Page and application data records:
#####

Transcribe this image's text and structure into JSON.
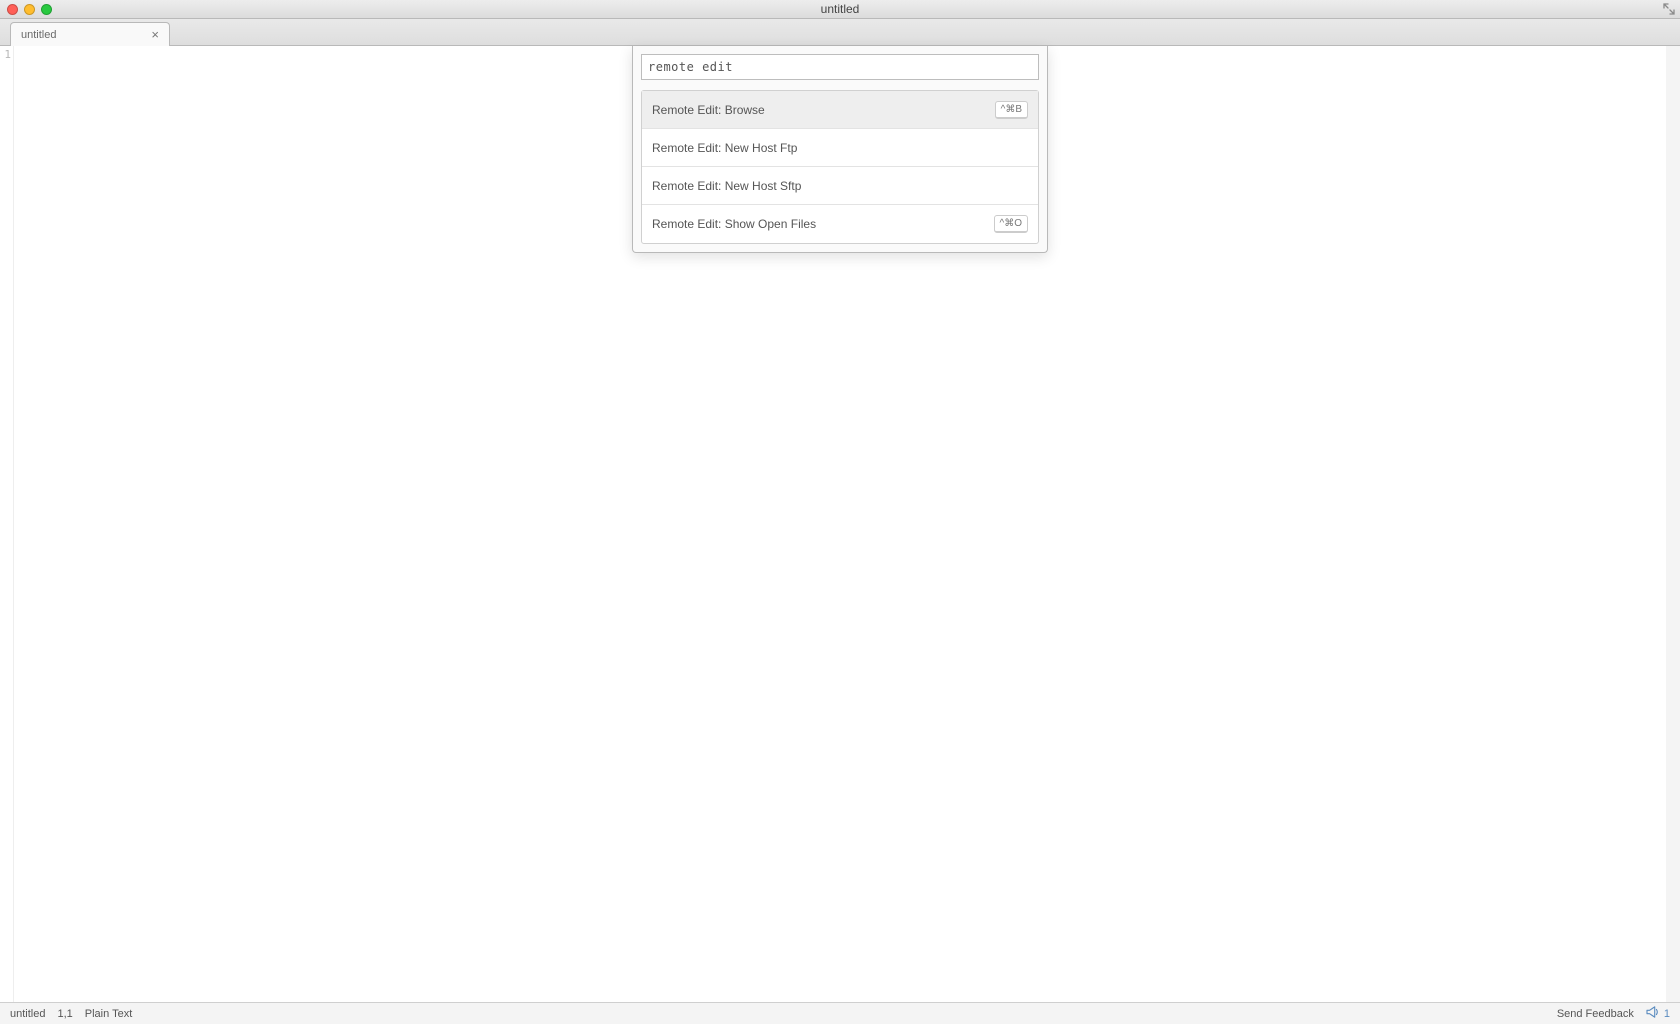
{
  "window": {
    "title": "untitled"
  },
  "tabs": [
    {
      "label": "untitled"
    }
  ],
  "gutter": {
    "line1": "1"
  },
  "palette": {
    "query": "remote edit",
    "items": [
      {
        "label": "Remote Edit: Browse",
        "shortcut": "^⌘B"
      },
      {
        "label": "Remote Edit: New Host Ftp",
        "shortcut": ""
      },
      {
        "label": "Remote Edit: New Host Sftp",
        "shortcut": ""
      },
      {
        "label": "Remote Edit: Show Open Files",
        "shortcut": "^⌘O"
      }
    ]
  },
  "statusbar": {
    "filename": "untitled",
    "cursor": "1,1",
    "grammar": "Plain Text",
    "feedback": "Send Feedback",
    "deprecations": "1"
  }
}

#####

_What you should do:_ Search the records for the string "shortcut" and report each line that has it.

_Exercise result:_
        "shortcut": "^⌘B"
        "shortcut": ""
        "shortcut": ""
        "shortcut": "^⌘O"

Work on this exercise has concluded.